▶ PROBLEM DESCRIPTION
Search the records for the word "Agile" and pick out every line that has it.

▶ DATA FOR THIS EXERCISE
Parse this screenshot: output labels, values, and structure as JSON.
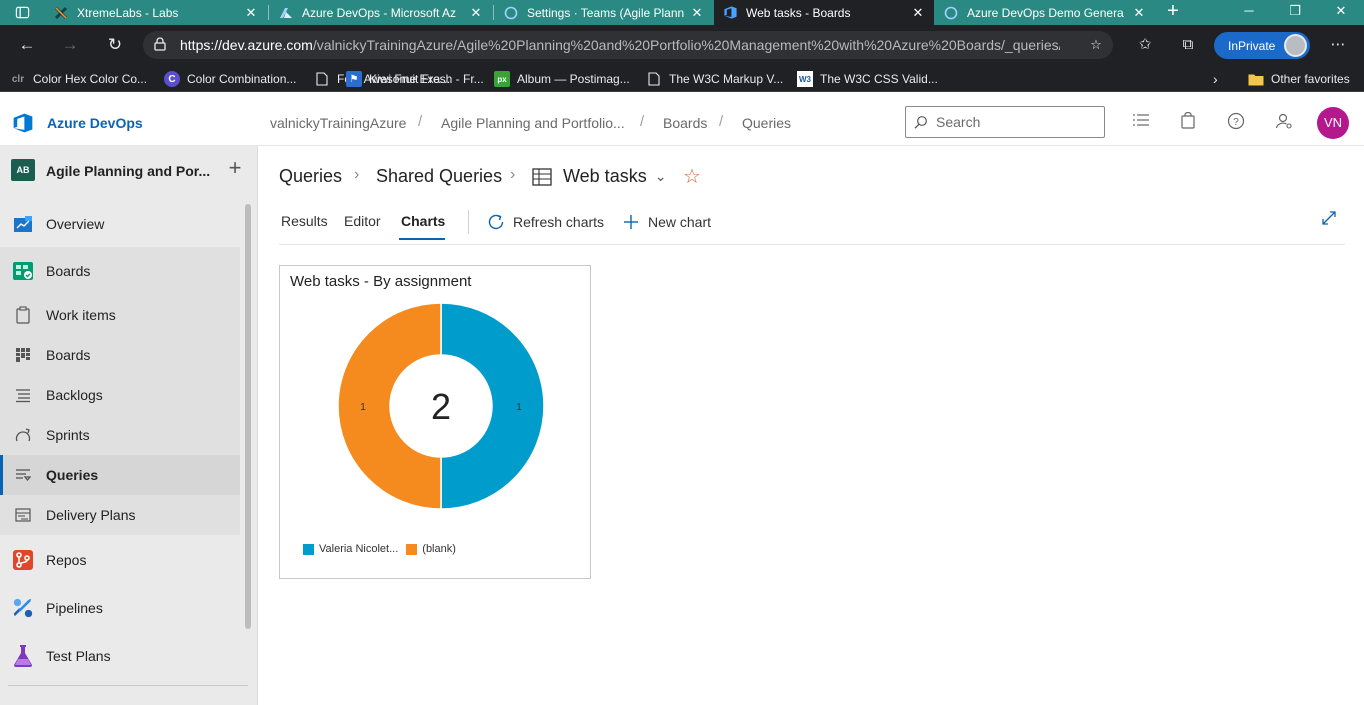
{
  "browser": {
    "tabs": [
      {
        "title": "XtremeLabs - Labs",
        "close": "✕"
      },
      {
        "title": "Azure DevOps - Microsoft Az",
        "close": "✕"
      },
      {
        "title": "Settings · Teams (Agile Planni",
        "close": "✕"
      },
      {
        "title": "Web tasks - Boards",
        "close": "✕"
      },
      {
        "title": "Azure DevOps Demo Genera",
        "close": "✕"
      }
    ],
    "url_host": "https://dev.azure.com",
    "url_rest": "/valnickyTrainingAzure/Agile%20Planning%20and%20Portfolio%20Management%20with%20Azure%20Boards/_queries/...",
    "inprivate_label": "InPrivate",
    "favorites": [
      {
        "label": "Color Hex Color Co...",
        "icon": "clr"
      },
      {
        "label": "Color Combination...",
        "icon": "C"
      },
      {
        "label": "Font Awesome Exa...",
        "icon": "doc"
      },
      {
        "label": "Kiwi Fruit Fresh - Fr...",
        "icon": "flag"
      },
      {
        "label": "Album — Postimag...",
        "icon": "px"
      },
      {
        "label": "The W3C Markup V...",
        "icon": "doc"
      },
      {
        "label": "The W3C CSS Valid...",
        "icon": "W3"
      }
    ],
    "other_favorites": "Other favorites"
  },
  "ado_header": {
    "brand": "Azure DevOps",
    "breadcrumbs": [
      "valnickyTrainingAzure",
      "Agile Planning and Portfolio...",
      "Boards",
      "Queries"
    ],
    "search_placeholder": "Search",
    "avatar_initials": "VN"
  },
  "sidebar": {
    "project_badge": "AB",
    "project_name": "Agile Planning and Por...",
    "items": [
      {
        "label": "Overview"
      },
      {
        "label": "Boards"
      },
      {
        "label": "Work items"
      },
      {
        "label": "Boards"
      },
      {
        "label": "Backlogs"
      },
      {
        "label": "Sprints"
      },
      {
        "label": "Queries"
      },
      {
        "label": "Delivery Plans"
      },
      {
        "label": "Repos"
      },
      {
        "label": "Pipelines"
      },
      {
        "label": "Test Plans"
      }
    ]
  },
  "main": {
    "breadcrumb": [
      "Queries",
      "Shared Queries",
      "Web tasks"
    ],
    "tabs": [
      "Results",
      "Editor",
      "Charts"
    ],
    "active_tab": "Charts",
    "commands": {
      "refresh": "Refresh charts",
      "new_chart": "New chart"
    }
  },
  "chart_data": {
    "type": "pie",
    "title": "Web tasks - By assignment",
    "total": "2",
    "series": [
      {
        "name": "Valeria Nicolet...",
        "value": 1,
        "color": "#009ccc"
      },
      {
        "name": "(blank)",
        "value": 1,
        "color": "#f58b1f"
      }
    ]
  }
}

▶ RESPONSE TO THIS EXERCISE
        "title": "Settings · Teams (Agile Planni",
    "url_rest": "/valnickyTrainingAzure/Agile%20Planning%20and%20Portfolio%20Management%20with%20Azure%20Boards/_queries/...",
      "Agile Planning and Portfolio...",
    "project_name": "Agile Planning and Por...",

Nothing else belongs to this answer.